“When the . . . present world system collapses, it’ll be good people like you who will be shooting people in the streets to feed their families.”
This is the opinion of Aryan supremacist survivalists, a counterculture analyzed by the famous sociologist William W. Zellner in his book “Countercultures: A Sociological Analysis” (58-59).
There are many social groups within a society. Whether it is as big as mothers, teenagers or politicians, or small as bodybuilders or guitarists, social groups (also known as subcultures) vary greatly based on people’s hobbies, interests, socioeconomic status, etc. According to Harvard Business Review, we are all working and engaging across cultures daily because subcultures are everywhere anytime.
However, what happens if a subculture goes too far in its beliefs and practices? And how far?
As the author and Sociology professor James M. Henslin underlined in his textbook “Essentials of Sociology,” some of the group’s values and norms may differ from the larger, more dominant group, creating discrepancies within the society. Sociologists refer to these groups as countercultures.
After reading about the view of Aryan Supremacists who strictly practice white supremacy to this day, did you feel disturbed or strange in any way? Their acute ideologies (described in Britannica) like white nationalism, anti-immigration, anti-communism, homophobia or neo-fascism deviate them from the rest of the society, making them countercultures.

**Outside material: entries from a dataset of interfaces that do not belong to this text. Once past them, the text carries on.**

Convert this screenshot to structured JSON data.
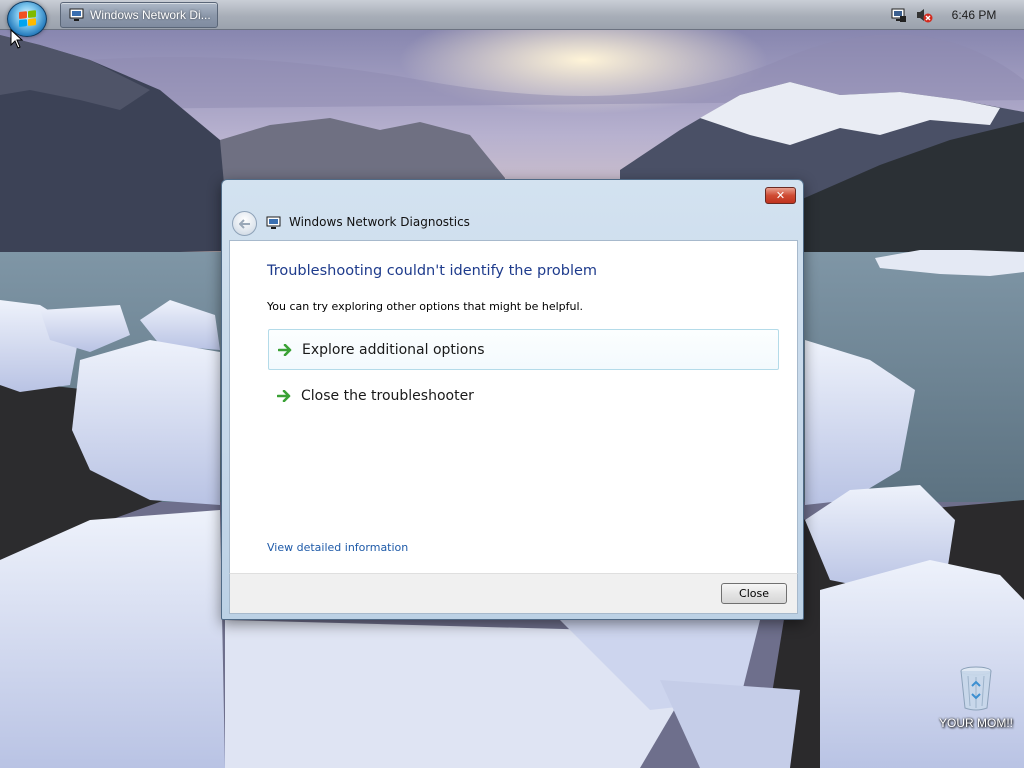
{
  "taskbar": {
    "task_button_label": "Windows Network Di...",
    "clock": "6:46 PM"
  },
  "dialog": {
    "window_title": "Windows Network Diagnostics",
    "close_glyph": "✕",
    "heading": "Troubleshooting couldn't identify the problem",
    "subtext": "You can try exploring other options that might be helpful.",
    "options": [
      {
        "label": "Explore additional options",
        "icon": "green-arrow-icon"
      },
      {
        "label": "Close the troubleshooter",
        "icon": "green-arrow-icon"
      }
    ],
    "details_link": "View detailed information",
    "close_button": "Close"
  },
  "desktop": {
    "recycle_bin_label": "YOUR MOM!!"
  },
  "colors": {
    "heading": "#1e3b8c",
    "link": "#1e5aa8",
    "option_arrow": "#3aa135",
    "title_close": "#c0331f"
  }
}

Furthermore, as Henslin states, motorcycle enthusiasts, who emphasize personal freedom and seek adrenaline by speeding, are members of a subculture. In contrast, some motorcycle clubs that the FBI refers to as “outlaw motorcycle gangs” like Hells Angels and Bandidos not only stress freedom and speed but also value dirtiness and contempt toward women, work and education.
With the mottos like “When we do right, nobody remembers. When we do wrong, nobody forgets,” or “We are the people our parents warned us about,” these groups are no longer subcultures enthusiastic of Harley-Davidsons; they are countercultures dangerous to the order of society.
According to the USA Today, the Texas State Gang Threat Assessment of 2018 ranked the Bandidos as a “Tier 2” gang — or the second-most dangerous classification — alongside the Aryan Brotherhood of Texas.
As their DPS Assessment provides, Texas state strives to maintain order amidst these counterculture’s threats through civil ways like partnerships between state, local and federal law enforcement agencies to closely coordinate, intervene and suppress gang-related crime and violence.
Thus, even though our nation encourages and fosters differences in interests, opinions and professions, it seems to draw the line for cultural or social diversity when its core values are threatened– when the business gets “dangerous.”
The National Park Service Agency describes core values as fundamental values shared by all members of the culture or organization, building a common identity.
Sociologist Robin Williams identifies U.S. society’s core values as
- Equal opportunity
- Material comfort
Nowadays, as democracy and justice in law enforcement greatly cultivate, such groups that threaten our core values just fall under the close supervision of the federal states, which is how Texas is handling its motorcyclist countercultures.
However, decades earlier, the mainstream culture’s efforts to subjugate countercultures and maintain order within the society were displayed quite openly. For instance, Mormons, wanting to practice polygyny (men having several wives), were driven out of several states before settling in Utah with the condition of accepting monogamy, according to HISTORY. Newly rising Christians to openly persecute Jews is also an example of mainstream culture’s efforts of eliminating countercultures’ threats on their system.
In sum, our core values are kinds of rules valued for life but hardly spoken of. An assault on them by extreme social groups called countercultures is always met with resistance regardless of how civil or merciless the resistance is.